Should You Compete on Value or Price?
- May 27, 2009
- by ServeNow.com Staff
- Business Tips
According to a poll in the PInow.com and ServeNow.com Yahoo! Groups 29 percent of investigators have discounted their fees during the recession, and 16 percent of process servers have cut rates as well. Times are tough, and while many process servers and investigators have seen an unprecedented amount of work with the foreclosure and collection boom, others are reaching a point where they have cut prices. This begs the question: During the recession, should you be competing on value or price?
Discounting rates does not increase customer loyalty. If you think you are competing on price, you are setting yourself up for failure by giving the power to your competitors. Your customers who are chasing a dollar won’t hesitate to leave you once they find someone else who is a few dollars cheaper.
Customer loyalty is built over time. It takes multiple positive experiences with your company to create loyalty. Consistent, excellent customer service needs to be a company standard. Know what makes your company better than the rest because clients are looking for more than just a good price tag. This economic downturn, like the others that came before it, will not last forever. When business picks up again, your client won’t want someone who can simply serve a paper. He or she wants someone who will provide online status updates, get the difficult papers served, offers additional services and goes above any set expectations.

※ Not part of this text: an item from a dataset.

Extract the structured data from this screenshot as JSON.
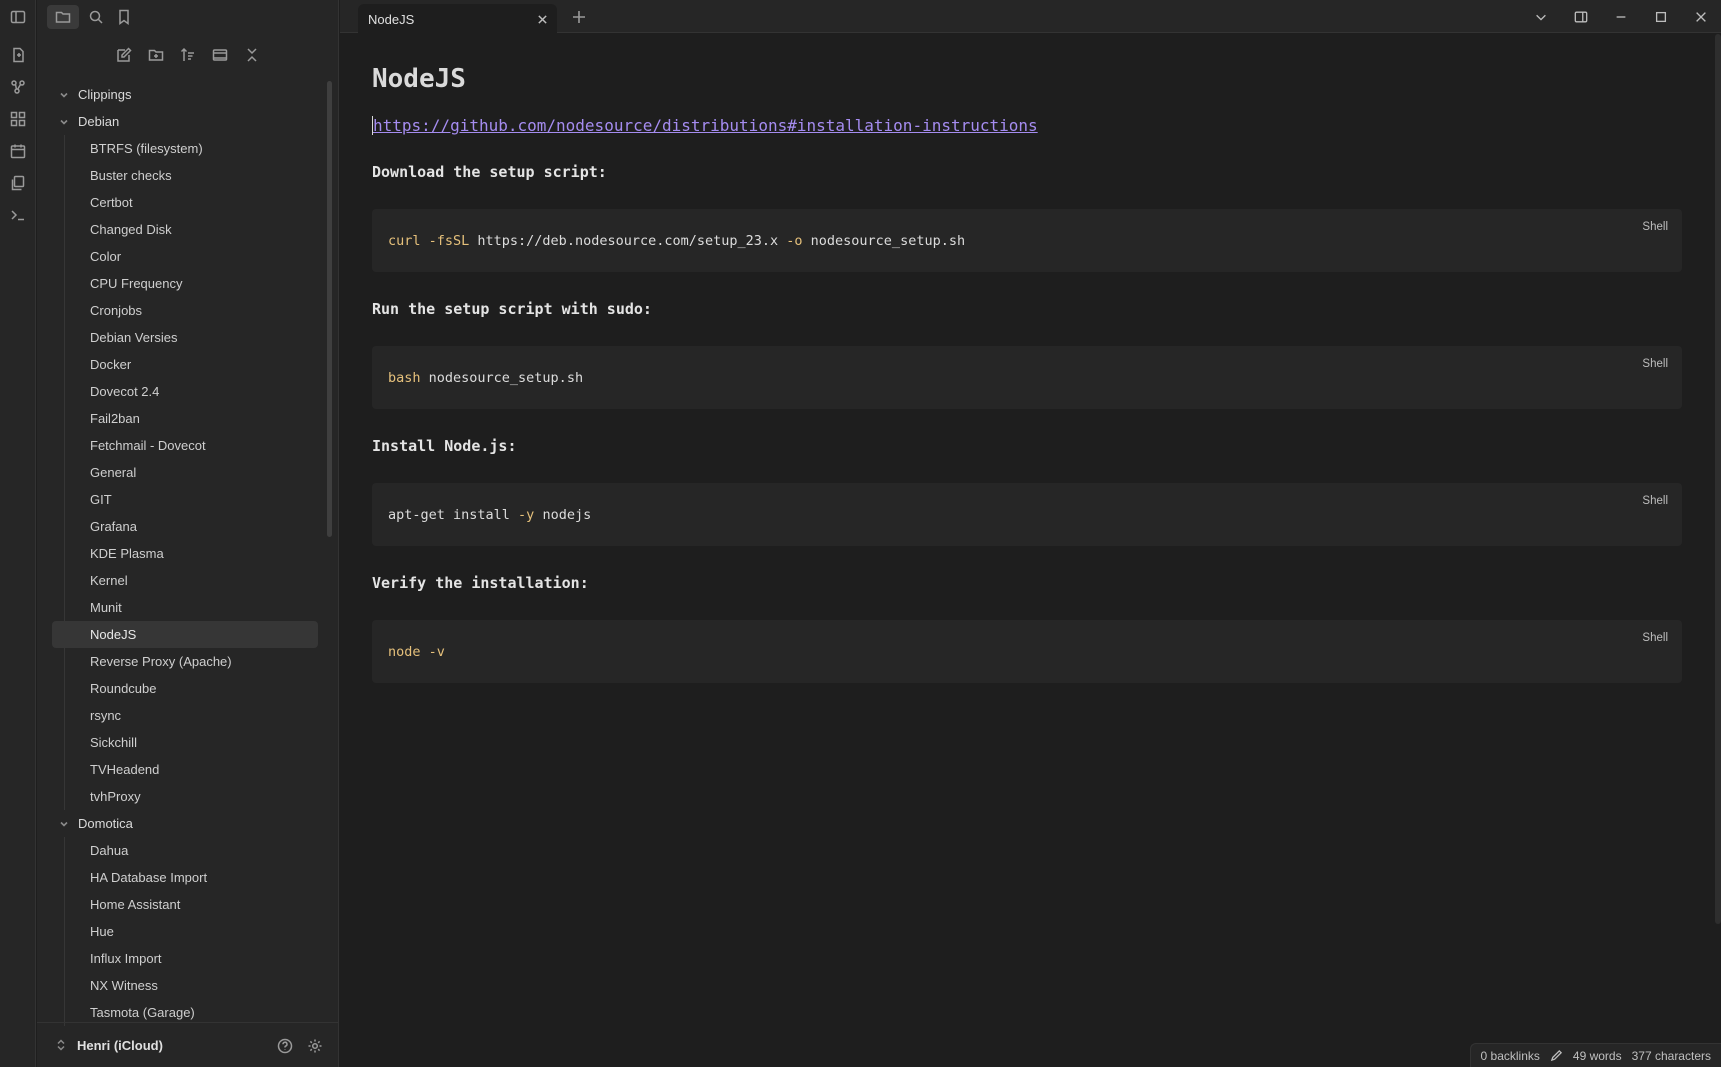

Do you want to be known as the Dollar Store or Neiman Marcus? The Howard Johnson or the Hyatt? Every business decision you make reflects on your company and creates the image you portray to your customers. The price of your business’ services is one of your company’s defining attributes. People know that you get what you pay for, and they want quality. Make sure that the price reflects the value of the service rendered.
While lowering your prices may offer immediate help, prices that are too good to be true can hurt your company in the long run. Companies that attempt to attract business for having “cheap” prices can have a lower perceived value than companies that charge what they are worth. According to the global public relations firm Weber Shandwick, it takes about three and a half years to rebuild your reputation, and seven to 10 years for a company to go from poor to adequate to outstanding in the mind of the consumer. Don’t lose years of good business to poor pricing.
Work with Regular Customers
To avoid ruining a relationship with a long-term client, show the business that you are willing to work with it. Work out a payment plan to help your client continue to work with you instead of someone else. When finances improve, they will remember your kindness and send whatever they can your way. If you cut prices for them “just this one time” they will wonder why they ever paid more for your services.
No one wins when you shave your prices. Not only are you earning less, but the industry as a whole has less perceived value. Increase the value of your services so clients understand why they should be paying you what you are worth.